Monday, January 14, 2013

Printmaking as Contact Sport

It's too bad that the back of my neck and fingers of my right hand are probably the only parts of my body that don't really need a workout, because they're getting one!

Here's the first color on "the long lino," an effort that took nearly 3 hours to complete (15 sheets) since I was burnishing by hand. This is one of those times that a real press would come in real handy.

But I don't have one, so hand-rubbing it is. That was Friday, and I spent large parts of Saturday and Sunday carving. Not a particular break for either neck or hand.

I am nervous about registration on this baby, but the second color went down just fine. Granted, it only went halfway across the block, so who knows what will happen when I have to print a color that has to register along the entire 32-inch length. The block hangs out of the jig by more than a foot. But so far, so good.

Maxing out my printing space.
Here 'tis with the second color applied.

Only two hours to print 15 sheets this time. It's probably a good thing that I have to give my attention to a contract project tomorrow, I think my hand needs a break. But it's pretty darned exciting to be working this size! I'm already thinking about the NEXT big print.

I've said it before: Happiness is a full drying rack.
And speaking of big prints... stay tuned for news about a hugely (and I mean HUGEly) exciting project coming up this spring. (Hint: Think industrial machinery.)


  1. Well, I was going to suggest you get in touch with the chaps who use road rollers...but you've hinted at something like that!

  2. :-D No sneaking things past YOU, Dinahmow!

  3. Exciting to be working on a large scale. What kind of barren to you use? Can you use a large brayer to press the print? I recently watched a video on reduction lino printing and she had this awesome press and it took her about 20 seconds to pull a print.

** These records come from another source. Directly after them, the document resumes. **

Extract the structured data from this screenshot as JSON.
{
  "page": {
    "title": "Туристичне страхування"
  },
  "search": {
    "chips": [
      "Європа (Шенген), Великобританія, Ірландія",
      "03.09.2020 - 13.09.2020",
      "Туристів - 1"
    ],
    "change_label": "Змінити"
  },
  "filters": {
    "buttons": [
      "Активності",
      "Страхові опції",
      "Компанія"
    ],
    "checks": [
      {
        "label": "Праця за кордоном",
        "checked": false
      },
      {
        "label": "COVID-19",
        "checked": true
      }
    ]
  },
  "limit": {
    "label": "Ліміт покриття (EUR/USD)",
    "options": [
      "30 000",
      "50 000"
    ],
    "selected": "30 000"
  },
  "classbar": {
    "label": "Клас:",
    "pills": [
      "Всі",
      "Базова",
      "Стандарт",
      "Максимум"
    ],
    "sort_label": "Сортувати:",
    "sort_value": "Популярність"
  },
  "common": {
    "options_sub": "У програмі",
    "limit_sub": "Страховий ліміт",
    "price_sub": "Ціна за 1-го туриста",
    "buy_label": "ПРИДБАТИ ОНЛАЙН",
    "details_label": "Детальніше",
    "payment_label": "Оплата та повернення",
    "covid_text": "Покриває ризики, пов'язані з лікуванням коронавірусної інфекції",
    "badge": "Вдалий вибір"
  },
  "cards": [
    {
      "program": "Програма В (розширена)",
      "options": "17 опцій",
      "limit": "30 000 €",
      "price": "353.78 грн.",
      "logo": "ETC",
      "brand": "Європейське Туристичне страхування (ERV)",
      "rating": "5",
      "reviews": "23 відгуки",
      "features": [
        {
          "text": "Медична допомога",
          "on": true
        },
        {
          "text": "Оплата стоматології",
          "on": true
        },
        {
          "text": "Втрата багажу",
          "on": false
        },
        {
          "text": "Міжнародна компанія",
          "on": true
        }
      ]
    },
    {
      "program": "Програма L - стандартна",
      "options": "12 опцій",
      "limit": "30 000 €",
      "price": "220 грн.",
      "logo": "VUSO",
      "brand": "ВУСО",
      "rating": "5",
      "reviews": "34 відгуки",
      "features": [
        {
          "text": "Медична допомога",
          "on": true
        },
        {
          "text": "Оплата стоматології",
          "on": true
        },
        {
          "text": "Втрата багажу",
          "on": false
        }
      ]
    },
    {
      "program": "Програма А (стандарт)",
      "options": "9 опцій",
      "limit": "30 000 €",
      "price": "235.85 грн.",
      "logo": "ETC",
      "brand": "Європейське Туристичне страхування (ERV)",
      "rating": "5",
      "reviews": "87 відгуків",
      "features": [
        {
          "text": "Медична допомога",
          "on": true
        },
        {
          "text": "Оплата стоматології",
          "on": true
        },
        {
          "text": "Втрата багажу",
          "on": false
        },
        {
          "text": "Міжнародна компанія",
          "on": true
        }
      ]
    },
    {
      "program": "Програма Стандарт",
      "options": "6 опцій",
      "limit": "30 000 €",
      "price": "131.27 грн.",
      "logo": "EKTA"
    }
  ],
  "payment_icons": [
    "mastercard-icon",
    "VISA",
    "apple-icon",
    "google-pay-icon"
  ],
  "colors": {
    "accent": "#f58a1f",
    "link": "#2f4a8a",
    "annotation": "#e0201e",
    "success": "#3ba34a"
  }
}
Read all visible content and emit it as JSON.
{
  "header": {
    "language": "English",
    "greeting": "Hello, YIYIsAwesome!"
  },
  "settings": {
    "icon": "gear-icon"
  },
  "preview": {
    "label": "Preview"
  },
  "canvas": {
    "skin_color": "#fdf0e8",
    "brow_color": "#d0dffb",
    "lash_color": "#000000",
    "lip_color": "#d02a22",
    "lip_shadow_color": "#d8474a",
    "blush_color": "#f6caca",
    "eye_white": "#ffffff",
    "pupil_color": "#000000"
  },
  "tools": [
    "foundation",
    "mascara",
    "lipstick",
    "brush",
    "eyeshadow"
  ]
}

I can imagine how having that kind of gear would change your life!

  4. looking good so far :D

    i would kill for a press, but its either have a bed or get a press and sleep on the floor :p

  5. Handprinting a three foot linocut!! Not throwing down a gauntlet to the rest of us baren users are you?

  6. Wow, I'm impressed (as usual) with what and how you are doing this! My girls often look at my hands and suggest I get a manicure to rub away the paint and the pain! Might help. Happy New Year to you, Sherrie!

  7. Marta... I use the plastic/nylon "Japanese disk baren"from Daniel Smith: I'd love to try one of those ball-bearing ones, especially when wrestling something this size, but they're pricey!

    Jen... you could put a mattress on the press when you're not using it... although in this case you'd want the BIGGEST possible press so you had room to stretch out at night. ;-)

    Dunno, Stuart... I suppose that depends on whether or not you pick up aforementioned hypothetical gauntlet.

    Oh, Carole... my nails are a constant WRECK. Broken and ragged all the time. (sigh) Good thing I have no aspirations to be a hand model.

  8. Kindred spirits - all of you! Steamroller printing becomes an event here - there is one in Atlanta in April. LOVE IT! We're thinking we'll divvy up a print into smaller blocks so that we can actually get it done. Of course the block lines will show so the challenge is in the content. Anyway, SOOOOO impressed you're doing this by hand. I have that baren and don't think I achieve good color. I've put parchment paper over it to help it roll smoothly and not squash the paper, but still....What paper are you using? And where the heck does one get lino that big??!! Good for you, can't wait to see more. LOVE your blog and your talent. Happy day, Holly

  9. Hi Holly... Ooh! Have you done the cutting-apart-printing-with-steamroller method before? I'm writing specs for my as-yet-unannounced (except in obscure blog comments) steamroller project and one of my participants has asked about cutting their large block apart. I don't know if there's a minimum block size that will work without too much shifting or buckling when reassembled.

    As for paper, I'm using Awagami Kozo, which is fairly thin. I did a series by hand on Rives BFK once... 'bout killed me. I do place a sheet of glassine or tracing paper between print paper and baren when burnishing.

    And as for big lino, I bought a package of 24 x 36" unmounted sheets from Dick Blick.
    They'll sell it to you in rolls, too, if you're REALLY ambitious.

  10. For the first time ever I have read a complete blog from start to finish, and it has taken me the best part of a very enjoyable week.

    Your blog has been very entertaining and hugely inspiring, and I am about to continue with a new lino reduction print this afternoon, before the light goes...

    Many thanks, and I hope this new long print is as successful as your previous work. Jane

  11. Sherrie, you could try contacting Nick Morley about the roller events (scroll through this post to see a print)

    I just missed being part of one last year in Oxford.I had a meeting in London!

  12. Hi again,
    Just got your query re: steamroller printing. Turns out we might do something local here - still working through details. We've talked about a group cutting a block into individual pieces that we each can manage and not caring that there will be evidence of all those blocks in the final print. Still working through all this. Just didn't think any one person could handle all the work involved in one print! Details to follow - and would love to hear more about what you're doing!